Beyond the community garden a wide trail enters the woods. According to the map the wooded area (or at least part of it) is Langdon Park, which belongs to Plymouth State University, but is obviously open to the public. The first few paragraphs of Langdon Woods: A Deeper Shade of Green at PSU are the only item I have found on the web about this park.
The trail follows the south bank of the Baker River,
at times very close to the river.
After a while the wide path skirts the edge of a large field.
After reentering the woods the trail forks; one day I may want to explore the other trails
Beyond this the trail passes through a fence and narrowed, becoming more like a hiking trail than the carriage road it had previously been. I assume that this fence marks the boundary of the park, and that the area beyond is private land.
Here is a nice view of the river and the highway on its other bank
Beyond that I came to a sign pointing left (south) to a rough trail at right angles to the river.
My map showed that this would soon lead to the high school and a major road. I decided to forgo the Heritage Trail and follow this riverside trail as far as it went. It continued along the river until a small rise showed me a familiar view; the gas station and Dunkin Donuts opposite the Hatch Plaza.

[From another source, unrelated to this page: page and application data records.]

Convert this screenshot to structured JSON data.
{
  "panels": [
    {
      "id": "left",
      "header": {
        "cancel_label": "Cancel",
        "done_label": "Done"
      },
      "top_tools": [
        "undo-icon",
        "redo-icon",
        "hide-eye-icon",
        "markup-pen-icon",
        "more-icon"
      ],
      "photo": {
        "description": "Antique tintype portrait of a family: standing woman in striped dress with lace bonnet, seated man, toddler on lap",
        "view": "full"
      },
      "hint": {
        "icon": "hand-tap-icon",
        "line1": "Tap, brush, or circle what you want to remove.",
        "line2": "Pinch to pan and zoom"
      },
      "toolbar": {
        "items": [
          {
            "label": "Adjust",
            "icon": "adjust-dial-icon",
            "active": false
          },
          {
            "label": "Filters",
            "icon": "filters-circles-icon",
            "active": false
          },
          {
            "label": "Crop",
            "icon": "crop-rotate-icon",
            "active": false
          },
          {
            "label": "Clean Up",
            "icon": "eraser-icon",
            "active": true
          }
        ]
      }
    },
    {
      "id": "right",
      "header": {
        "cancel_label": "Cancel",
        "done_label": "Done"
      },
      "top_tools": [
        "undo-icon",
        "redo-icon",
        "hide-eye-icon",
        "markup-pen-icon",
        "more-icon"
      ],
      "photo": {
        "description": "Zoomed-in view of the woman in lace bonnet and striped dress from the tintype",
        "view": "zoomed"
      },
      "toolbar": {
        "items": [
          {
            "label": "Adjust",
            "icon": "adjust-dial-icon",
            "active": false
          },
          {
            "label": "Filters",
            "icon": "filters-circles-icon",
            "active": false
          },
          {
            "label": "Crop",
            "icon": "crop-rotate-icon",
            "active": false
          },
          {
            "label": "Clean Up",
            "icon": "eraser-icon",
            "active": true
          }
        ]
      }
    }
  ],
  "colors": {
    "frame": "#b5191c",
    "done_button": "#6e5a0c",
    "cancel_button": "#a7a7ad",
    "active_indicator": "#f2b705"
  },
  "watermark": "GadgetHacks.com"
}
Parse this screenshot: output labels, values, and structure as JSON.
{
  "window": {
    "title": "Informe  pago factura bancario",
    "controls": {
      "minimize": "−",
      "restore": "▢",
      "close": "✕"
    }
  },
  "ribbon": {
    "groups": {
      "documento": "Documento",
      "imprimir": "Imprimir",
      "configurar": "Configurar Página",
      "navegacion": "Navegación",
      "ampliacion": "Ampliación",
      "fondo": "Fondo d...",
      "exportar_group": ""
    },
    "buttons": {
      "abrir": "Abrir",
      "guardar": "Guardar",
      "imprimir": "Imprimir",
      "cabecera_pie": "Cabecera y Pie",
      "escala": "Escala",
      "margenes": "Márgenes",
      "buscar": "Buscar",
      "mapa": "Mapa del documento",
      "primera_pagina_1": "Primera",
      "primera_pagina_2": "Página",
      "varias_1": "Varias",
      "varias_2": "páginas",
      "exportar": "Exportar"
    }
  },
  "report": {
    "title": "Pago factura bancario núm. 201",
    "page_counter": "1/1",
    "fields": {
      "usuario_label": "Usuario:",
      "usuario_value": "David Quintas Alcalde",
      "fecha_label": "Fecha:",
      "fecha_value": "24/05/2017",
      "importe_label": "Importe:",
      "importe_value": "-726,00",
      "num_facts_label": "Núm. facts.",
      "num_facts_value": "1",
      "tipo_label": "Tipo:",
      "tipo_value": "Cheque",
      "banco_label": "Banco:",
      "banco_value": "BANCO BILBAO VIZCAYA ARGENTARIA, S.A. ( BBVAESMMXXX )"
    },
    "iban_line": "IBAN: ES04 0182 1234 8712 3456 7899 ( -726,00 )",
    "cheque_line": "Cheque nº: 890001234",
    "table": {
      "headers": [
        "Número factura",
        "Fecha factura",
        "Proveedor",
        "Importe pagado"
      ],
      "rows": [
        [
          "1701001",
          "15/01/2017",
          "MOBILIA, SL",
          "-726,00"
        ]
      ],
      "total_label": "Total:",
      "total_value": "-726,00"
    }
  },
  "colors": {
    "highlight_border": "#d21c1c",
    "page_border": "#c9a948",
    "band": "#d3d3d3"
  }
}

Sure enough, after a few steps the path passed through a field of ferns to reached the easternmost edge of the plaza.
I retraced my steps to return to my car after a very enjoyable walk, largely in the woods.
My recommendation would be to start this walk at the Hatch Plaza, and only continue to Rt. 3. The section from the Senior Center to the community garden is along Rt. 3, a busy highway with little to recommend it This gives about 1½ miles each way, almost entirely in the woods. Here is a picture of the start of the trail as seen from the parking lot.
Rather than map my trip as I did it I am showing my recommended hike from the Hatch Plaza to Rt. 3. This is a fully interactive Google Map. You can zoom in or out, pan, and by clicking on the parking icon you can get directions to the trailhead.
I returned on July 5 and explored some of the side trails, many of which lead to the high school. If I decided to post any photos I will make a new blog entry; right now I have just updated the map to show the additional trails.
View Trail along Baker River in a larger map